Saturday, June 29, 2013

Time

Time is such an issue, isn't it? Writing a novel around family, work, friends, and everything else requires serious commitment. This is true whether we're polishing our best work or pushing through the sh**ty first draft.


Just ask Brad. When we were dating, he and I had this same discussion about balancing creative pursuits with family and jobs that pay the rent.

What? Brad Pitt and I never dated? And he has no idea who I am? The Brad in this picture might even be made of wax?

Details-schmetails. :)

My point is, this is not a new problem for novelists (or actors, I assume).

Whether I have a lot of time or very little, I try different approaches. Sometimes I find I'm most productive and happiest when I require a certain amount of words per day. That's how I wrote most of the first draft of my last completed novel. Sometimes I work better with a schedule based on time. This spring I was crazy-busy, and x amount of time per day worked best for me. I find time can be saved either way if I work on my manuscript almost every day because the story stays alive in me, and I don't waste time on re-entry.

How are you most productive?

Thursday, June 20, 2013

A Dozen Random Tips

Hellooo! Let me blow the dust off my blog. It has been a while, bloggy friends. Sometimes life gets in the way, doesn't it?

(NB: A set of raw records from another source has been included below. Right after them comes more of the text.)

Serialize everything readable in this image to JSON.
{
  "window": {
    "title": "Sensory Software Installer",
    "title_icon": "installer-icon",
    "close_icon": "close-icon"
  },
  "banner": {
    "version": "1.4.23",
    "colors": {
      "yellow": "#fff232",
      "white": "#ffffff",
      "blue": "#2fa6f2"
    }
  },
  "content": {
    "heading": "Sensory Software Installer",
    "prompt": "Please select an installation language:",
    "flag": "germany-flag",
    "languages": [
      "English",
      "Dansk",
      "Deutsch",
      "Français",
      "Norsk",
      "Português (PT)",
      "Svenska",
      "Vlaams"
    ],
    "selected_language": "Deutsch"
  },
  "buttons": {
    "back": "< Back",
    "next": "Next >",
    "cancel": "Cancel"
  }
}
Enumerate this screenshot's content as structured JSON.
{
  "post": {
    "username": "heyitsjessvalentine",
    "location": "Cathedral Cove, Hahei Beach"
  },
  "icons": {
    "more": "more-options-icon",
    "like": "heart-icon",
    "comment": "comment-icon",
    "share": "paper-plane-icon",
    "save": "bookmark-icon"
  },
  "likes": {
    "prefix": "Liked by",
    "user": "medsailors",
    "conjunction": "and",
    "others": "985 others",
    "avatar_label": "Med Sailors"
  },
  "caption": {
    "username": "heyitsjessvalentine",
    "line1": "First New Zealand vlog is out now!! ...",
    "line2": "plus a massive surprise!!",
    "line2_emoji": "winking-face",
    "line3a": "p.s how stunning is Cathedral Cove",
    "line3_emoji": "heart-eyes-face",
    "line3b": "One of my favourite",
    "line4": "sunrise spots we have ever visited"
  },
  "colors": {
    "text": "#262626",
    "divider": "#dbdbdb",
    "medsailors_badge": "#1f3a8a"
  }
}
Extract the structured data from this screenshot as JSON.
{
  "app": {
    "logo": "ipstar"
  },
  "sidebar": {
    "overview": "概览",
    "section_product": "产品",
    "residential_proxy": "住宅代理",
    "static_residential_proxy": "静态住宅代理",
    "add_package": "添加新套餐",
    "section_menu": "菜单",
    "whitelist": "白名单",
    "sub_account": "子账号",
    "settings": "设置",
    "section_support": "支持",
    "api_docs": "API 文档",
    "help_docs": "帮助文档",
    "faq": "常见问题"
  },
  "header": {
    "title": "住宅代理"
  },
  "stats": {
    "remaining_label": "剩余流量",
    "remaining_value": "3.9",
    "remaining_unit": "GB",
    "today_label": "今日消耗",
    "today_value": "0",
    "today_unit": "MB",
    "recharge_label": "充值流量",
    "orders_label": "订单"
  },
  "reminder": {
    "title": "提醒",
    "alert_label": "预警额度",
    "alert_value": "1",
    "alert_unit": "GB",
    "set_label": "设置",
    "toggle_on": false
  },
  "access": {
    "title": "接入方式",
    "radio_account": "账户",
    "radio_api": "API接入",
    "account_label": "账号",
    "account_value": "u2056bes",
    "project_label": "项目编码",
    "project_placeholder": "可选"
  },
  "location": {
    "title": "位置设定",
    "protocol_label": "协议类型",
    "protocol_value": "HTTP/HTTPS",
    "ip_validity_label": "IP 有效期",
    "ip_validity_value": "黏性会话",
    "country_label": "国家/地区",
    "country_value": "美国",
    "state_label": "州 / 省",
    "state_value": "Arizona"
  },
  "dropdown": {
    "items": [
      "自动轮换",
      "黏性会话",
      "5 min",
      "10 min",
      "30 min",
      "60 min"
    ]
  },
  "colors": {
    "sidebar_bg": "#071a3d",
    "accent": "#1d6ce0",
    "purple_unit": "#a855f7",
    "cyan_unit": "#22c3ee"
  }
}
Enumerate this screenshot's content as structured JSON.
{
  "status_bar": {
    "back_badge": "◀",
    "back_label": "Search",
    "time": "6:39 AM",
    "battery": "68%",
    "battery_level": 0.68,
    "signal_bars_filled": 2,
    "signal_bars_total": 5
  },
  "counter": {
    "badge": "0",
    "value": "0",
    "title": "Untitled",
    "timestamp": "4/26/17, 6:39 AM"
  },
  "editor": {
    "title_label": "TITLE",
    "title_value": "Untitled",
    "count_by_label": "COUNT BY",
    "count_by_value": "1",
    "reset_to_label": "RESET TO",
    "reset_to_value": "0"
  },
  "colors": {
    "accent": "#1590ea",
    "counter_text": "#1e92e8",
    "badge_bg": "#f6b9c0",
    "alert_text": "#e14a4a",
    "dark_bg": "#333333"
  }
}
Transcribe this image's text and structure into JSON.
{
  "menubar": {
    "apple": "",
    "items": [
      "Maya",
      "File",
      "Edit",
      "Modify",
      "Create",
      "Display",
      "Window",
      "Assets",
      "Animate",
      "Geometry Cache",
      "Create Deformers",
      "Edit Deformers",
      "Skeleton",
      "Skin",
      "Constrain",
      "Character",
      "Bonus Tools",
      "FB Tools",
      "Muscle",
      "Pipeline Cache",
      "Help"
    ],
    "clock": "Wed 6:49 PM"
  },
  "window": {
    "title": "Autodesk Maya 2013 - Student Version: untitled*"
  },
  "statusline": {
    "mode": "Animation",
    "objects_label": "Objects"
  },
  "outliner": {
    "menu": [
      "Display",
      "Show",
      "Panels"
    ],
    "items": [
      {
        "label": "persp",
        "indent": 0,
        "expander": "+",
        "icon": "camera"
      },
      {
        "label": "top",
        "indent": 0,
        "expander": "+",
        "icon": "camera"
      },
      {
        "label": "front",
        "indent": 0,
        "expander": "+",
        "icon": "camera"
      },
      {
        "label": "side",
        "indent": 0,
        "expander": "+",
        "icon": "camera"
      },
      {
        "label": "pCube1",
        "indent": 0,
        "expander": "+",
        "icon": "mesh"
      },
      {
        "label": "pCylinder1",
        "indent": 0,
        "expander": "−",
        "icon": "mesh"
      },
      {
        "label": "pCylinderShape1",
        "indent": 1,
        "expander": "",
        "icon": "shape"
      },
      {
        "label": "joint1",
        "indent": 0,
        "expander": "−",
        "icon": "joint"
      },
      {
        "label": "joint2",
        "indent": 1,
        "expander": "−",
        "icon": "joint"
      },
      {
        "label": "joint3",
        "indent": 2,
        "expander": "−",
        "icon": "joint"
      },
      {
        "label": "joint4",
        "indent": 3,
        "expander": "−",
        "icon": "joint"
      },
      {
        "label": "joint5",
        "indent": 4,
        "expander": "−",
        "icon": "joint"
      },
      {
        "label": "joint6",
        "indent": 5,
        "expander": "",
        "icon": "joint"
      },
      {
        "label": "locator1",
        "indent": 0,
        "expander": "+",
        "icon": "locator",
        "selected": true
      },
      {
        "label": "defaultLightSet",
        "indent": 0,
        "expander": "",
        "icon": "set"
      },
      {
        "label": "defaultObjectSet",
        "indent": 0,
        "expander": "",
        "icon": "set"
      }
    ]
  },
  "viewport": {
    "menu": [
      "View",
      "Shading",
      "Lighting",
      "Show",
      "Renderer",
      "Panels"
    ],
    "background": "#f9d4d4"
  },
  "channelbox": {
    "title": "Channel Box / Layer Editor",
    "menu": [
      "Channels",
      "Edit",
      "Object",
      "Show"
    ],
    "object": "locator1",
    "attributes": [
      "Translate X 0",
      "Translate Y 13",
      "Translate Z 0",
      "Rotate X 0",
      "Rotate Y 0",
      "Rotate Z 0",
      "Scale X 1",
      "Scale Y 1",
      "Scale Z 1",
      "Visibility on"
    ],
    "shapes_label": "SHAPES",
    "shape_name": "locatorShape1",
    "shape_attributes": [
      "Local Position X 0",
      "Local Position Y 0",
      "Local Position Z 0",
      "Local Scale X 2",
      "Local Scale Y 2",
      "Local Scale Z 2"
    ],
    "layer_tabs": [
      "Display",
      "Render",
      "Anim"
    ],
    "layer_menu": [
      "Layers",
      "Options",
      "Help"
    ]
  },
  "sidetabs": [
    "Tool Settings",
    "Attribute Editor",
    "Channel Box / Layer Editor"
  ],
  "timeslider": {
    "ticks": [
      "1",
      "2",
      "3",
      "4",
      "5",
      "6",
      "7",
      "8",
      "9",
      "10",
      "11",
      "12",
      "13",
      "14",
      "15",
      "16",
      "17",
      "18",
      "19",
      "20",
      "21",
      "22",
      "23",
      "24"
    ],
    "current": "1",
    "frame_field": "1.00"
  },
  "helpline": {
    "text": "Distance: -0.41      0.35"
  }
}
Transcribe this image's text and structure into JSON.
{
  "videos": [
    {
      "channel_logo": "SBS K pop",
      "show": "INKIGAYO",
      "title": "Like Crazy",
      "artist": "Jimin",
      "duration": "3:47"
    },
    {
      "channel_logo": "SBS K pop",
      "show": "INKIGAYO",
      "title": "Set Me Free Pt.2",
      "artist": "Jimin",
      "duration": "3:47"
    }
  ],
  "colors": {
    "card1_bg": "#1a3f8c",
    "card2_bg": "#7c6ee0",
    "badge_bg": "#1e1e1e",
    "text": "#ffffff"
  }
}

I recently put up a post I yanked down the next day because it felt too small after a long absence. I'd planned to put up a series of posts that were tips, random things I've learned along the way. Then I thought maybe it would be better if I made a list of a few things I feel are worth sharing. You guys can add to it! (The post I pulled down was about conference notes, so I'll start with that one.)

Ready?

Dawn's List of Random Tips

1. Reread your conference notes every now and then. Whenever I reread the notes I've taken at conferences or in writing classes, it brings back gems I've forgotten. Also, the information sometimes hits me at another level if I read them later, as a more experienced writer.

We writers tend to spend lots of money going to conferences in order to hear the wisdom of successful people in the industry. Doesn't it make sense to reread their tips the way we reread craft books?


2. When I was working on my first YA manuscript (2004? 2005?), I was having trouble going deep enough in third person. I couldn't get my protagonist's heart and mind onto the pages the way I'd hoped. I decided to try first person. It worked! Soon, however, I realized it was a story I felt would be best in third person.

I rewrote my work-in-progress, switching back to third person. It was much better this time. I now had the depth I'd gained in first person. I ended up finishing the story in first, knowing I'd eventually switch it to third.

So... If you're wanting more depth and your story is in third person, try playing with it in first--even if you feel it should be in third. It's also an excellent writing exercise. It could even be something to try on just a scene or two--or a chapter or two. You'll probably get the hang of it faster than I did!


3. Create an agent spreadsheet. Whether you're querying now or you're on page six of your first draft, I suggest gathering information about as many agents as you can. You won't query them all, obviously, but you need to research many in order to figure out who might be a good fit for you. At the very least, write down the names of the agents or agencies you come across so you have a place to start when you're ready to research.

Note: Literary Rambles is an amazing site. So is Chuck Sambuchino's Guide to Literary Agents Blog.


4. Don't take rejections personally. Seriously. It's business.


5. Join a critique group. Who doesn't want someone in their corner who will give honest feedback to help them improve?!

There are all different types of critique groups: online, in person, groups that meet weekly, groups that meet monthly, groups that share chapters as manuscripts are written, groups that only share completed manuscripts--so many types! Find what works best for you as a professional writer. Don't go because the treats are fabulous and the feedback is always, "I love it!" (Though awesome snackage is a benny. Tee-hee.)

Some people prefer beta readers to an actual group that meets regularly. There is no right or wrong here, people. Do what works for you.


6. If you write for children or teens, join SCBWI. Just do it. You'll be glad you did.


7. Find joy in your writing. If you're seeking traditional publication, there are no guarantees. You may find success in a matter of months, years, or decades. Or not at all. So find the joy. Hold onto what made you want to be a writer in the first place. It most likely wasn't the money or Ryan Gosling.

Hmm...Ryan Gosling.

Where were we?

Oh, yeah...


8. Don't forget to back up your work.


9. Read author/ex-literary agent Nathan Bransford's blog.


10. If you have a manuscript consultation, check your ego at the door. Then listen and write down everything you hear, whether you agree with it at that moment or not.


11. Everyone has lame writing days, the ones when the words won't come and everything you write sucks. So... When you have a lame writing day, forgive yourself fast. Otherwise, you'll have two lame writing days.


12. If we wait until we're published to celebrate, what a dull journey it will be. Celebrate your successes, large and small.



What tips would you share with new and/or experienced writers? Please tell me in the comments!